- _EXERCISE OBJECTIVE_
In the material below, find each line holding the string "channel" and copy it.
────────────────────
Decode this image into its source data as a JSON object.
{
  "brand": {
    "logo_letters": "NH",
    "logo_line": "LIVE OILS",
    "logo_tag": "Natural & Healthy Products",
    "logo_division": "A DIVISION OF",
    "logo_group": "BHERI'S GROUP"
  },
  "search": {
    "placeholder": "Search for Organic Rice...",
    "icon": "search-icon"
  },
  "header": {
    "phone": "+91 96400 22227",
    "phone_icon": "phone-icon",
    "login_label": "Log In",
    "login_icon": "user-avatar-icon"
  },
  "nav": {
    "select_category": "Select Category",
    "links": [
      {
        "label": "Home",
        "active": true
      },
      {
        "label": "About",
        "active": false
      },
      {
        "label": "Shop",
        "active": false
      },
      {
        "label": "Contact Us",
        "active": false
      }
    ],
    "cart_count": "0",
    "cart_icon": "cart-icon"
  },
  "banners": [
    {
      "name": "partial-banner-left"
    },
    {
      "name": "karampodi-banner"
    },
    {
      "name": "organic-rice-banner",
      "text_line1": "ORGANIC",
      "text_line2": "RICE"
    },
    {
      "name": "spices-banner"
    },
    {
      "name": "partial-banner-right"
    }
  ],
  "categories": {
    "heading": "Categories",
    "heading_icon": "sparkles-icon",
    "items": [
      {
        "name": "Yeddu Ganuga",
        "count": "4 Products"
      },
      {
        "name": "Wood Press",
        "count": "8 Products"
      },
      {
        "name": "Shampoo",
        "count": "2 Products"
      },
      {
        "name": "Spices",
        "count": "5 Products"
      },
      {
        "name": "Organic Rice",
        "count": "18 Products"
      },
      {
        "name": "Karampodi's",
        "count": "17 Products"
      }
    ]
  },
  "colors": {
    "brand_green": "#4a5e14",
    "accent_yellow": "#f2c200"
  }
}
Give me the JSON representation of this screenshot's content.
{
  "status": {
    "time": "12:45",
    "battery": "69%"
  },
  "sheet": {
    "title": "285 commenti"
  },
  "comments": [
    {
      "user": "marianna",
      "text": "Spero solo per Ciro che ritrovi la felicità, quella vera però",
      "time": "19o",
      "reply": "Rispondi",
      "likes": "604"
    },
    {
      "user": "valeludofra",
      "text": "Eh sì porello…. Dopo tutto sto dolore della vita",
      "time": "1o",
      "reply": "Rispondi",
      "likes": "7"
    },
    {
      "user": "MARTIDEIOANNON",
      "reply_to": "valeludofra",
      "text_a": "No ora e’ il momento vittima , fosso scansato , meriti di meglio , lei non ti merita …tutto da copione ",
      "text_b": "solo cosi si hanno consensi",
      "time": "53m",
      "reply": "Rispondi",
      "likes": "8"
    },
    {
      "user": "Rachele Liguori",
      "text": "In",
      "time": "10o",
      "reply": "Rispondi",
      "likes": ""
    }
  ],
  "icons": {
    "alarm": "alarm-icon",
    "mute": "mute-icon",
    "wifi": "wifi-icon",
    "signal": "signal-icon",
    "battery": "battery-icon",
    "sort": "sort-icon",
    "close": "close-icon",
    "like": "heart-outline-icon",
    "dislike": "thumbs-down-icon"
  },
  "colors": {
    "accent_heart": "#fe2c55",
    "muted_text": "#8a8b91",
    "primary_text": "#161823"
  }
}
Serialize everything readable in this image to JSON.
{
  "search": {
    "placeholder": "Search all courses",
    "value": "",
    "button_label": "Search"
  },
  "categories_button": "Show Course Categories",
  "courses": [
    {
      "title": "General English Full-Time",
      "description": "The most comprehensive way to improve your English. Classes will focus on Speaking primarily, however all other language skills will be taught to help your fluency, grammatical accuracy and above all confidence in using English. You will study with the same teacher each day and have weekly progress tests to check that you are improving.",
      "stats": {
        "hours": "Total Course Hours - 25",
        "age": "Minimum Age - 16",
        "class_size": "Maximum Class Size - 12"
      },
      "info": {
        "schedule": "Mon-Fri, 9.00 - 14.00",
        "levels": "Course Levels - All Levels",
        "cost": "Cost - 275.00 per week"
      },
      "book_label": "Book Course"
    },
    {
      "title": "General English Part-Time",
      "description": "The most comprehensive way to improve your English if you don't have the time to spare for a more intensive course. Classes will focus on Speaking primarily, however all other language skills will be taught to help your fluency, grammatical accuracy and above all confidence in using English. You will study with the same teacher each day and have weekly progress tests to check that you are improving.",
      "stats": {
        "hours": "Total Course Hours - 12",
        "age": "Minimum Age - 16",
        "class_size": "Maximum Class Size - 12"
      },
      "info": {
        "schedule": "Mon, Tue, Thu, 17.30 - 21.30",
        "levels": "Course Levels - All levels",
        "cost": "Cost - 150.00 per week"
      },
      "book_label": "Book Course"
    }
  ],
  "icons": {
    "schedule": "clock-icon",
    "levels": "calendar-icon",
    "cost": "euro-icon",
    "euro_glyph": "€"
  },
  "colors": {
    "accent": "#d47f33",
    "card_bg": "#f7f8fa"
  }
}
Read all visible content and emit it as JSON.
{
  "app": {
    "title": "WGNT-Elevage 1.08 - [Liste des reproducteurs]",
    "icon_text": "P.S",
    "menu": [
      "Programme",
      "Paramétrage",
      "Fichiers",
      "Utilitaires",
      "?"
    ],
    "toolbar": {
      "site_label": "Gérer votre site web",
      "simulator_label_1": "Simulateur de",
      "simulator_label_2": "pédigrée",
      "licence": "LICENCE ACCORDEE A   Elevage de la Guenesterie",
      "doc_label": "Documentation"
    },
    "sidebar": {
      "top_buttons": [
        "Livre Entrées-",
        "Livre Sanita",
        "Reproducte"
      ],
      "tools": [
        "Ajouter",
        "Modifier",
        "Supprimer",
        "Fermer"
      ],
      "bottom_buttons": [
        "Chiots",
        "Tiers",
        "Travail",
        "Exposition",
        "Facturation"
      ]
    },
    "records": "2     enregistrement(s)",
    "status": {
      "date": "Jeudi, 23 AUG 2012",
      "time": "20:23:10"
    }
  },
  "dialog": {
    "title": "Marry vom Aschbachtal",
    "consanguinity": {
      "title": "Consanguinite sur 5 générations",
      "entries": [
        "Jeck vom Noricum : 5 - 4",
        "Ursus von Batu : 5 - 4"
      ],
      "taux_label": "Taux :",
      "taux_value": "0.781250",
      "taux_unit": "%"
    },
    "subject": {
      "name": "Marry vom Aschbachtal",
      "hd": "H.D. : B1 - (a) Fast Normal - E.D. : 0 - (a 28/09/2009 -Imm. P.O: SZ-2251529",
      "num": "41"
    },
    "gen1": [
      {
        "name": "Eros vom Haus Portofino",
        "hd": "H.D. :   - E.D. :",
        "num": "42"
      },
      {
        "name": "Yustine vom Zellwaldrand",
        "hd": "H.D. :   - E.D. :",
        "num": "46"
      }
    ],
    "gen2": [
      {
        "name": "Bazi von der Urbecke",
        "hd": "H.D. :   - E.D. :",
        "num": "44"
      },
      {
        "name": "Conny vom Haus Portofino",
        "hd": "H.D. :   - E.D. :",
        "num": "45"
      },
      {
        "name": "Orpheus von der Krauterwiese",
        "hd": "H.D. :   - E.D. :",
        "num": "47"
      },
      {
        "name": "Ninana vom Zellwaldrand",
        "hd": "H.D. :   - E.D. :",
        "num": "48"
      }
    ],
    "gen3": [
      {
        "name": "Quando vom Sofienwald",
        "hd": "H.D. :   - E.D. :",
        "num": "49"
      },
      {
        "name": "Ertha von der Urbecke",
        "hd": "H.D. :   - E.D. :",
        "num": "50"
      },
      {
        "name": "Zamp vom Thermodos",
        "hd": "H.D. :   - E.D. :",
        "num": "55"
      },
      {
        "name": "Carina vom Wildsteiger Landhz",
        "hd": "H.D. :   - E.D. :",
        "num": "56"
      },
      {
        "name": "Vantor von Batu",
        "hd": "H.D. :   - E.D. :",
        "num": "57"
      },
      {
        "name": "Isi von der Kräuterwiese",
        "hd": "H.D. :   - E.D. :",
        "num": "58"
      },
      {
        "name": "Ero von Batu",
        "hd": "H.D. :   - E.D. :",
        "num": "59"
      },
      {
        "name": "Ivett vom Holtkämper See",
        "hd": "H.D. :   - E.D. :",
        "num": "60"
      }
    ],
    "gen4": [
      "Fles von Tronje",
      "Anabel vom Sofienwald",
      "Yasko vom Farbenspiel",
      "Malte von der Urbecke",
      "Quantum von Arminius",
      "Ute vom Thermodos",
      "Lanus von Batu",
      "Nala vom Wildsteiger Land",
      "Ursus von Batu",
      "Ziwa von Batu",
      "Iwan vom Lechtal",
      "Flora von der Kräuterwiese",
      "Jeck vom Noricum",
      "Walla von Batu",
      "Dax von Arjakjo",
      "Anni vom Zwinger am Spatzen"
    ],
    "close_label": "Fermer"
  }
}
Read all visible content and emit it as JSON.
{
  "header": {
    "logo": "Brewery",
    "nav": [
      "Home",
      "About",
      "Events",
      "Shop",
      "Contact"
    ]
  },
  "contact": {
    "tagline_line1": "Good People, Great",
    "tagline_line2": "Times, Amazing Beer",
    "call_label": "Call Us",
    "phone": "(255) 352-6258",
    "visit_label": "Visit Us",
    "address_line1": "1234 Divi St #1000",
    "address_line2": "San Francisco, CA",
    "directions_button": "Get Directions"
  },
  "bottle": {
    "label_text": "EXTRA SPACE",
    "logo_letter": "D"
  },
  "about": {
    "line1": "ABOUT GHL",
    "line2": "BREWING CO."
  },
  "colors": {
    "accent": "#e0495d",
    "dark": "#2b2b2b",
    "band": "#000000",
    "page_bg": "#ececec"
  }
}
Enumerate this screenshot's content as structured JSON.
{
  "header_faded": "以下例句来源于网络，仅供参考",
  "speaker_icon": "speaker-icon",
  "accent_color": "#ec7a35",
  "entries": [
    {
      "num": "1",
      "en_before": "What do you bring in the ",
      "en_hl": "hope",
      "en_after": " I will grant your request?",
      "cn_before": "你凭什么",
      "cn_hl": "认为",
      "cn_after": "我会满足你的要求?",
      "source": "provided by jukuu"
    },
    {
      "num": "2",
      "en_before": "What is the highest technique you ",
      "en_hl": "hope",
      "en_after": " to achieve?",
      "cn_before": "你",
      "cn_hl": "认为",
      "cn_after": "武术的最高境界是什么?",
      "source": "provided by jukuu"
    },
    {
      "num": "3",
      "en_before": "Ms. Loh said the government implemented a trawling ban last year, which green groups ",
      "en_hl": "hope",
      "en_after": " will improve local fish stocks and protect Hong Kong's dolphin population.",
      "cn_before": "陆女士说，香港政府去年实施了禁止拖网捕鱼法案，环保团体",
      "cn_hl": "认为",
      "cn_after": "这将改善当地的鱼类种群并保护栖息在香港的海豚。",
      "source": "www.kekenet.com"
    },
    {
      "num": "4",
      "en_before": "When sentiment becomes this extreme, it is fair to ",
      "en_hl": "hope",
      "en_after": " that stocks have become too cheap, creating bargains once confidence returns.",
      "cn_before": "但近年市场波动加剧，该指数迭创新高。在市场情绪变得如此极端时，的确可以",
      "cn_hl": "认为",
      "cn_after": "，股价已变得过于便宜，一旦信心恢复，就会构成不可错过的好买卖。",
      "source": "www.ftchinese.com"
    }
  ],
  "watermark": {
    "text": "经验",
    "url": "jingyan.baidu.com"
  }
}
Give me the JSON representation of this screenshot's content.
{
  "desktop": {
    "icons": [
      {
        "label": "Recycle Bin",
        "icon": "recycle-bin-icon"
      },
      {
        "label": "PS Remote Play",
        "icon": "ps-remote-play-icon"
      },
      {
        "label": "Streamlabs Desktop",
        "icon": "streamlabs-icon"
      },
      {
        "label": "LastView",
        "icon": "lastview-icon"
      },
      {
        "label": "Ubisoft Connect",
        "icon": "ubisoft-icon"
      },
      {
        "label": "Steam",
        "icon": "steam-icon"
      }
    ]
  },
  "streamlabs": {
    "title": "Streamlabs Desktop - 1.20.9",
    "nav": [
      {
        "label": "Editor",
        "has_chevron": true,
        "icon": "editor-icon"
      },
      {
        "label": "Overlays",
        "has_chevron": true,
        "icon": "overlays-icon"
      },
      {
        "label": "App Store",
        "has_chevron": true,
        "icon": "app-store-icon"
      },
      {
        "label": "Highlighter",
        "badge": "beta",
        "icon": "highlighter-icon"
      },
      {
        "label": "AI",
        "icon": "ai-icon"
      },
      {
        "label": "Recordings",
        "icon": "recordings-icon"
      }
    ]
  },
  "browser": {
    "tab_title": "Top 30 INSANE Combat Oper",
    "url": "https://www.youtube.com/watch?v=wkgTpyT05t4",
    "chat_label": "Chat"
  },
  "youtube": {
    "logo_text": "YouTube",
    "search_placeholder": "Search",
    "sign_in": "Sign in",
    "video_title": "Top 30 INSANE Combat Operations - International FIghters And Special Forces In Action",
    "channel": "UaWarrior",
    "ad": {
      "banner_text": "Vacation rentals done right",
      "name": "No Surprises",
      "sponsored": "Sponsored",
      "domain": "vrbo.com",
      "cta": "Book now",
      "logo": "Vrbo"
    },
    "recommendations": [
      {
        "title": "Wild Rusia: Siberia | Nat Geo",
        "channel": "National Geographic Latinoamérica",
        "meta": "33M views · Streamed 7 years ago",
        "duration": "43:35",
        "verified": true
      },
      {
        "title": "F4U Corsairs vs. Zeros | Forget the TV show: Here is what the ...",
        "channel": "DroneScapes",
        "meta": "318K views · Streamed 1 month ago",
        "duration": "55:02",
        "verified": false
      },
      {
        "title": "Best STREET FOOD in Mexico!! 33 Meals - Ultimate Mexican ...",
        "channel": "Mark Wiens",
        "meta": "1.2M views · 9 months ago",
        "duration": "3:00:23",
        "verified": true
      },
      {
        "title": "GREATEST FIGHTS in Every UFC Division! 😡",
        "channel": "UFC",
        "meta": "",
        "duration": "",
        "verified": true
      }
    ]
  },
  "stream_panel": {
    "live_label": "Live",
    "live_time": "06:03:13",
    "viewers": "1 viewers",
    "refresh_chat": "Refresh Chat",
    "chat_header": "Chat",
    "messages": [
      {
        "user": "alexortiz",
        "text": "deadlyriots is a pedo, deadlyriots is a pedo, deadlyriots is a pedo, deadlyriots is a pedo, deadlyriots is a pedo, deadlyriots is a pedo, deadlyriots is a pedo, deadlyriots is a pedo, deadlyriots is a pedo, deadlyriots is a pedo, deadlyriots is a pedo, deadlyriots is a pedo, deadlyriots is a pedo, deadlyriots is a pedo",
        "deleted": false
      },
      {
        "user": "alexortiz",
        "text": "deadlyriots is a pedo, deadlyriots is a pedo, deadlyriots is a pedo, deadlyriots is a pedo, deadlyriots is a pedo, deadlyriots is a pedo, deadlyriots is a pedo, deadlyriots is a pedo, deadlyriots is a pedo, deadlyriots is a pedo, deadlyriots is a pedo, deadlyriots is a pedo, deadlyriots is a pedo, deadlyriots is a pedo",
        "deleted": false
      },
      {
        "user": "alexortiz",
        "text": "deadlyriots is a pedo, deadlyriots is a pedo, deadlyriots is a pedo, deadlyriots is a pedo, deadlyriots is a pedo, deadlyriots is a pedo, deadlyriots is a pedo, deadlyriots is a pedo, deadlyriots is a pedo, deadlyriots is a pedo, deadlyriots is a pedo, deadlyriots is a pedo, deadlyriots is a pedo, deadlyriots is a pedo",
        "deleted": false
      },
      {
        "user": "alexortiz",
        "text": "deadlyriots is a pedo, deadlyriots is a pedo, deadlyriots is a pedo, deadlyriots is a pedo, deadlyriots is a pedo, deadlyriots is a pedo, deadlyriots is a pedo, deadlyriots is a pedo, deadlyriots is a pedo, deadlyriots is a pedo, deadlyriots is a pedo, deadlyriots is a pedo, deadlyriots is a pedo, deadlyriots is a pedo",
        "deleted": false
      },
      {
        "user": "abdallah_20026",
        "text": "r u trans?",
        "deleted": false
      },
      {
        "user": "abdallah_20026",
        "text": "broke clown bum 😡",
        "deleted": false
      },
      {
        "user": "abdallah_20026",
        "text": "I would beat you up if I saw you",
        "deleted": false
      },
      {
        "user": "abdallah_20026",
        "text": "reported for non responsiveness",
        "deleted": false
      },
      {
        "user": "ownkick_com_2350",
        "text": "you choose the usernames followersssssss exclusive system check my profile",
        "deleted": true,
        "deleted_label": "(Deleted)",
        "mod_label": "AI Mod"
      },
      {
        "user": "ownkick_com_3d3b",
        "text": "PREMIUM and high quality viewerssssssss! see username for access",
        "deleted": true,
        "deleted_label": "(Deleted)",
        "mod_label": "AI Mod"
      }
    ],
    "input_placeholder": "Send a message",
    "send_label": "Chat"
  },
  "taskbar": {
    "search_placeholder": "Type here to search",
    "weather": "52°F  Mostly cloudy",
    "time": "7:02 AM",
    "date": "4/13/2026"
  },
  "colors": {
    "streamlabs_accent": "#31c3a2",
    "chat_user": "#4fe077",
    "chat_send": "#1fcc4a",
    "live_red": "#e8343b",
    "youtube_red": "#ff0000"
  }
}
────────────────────
- _RESPONSE AREA_
    "channel": "UaWarrior",
        "channel": "National Geographic Latinoamérica",
        "channel": "DroneScapes",
        "channel": "Mark Wiens",
        "channel": "UFC",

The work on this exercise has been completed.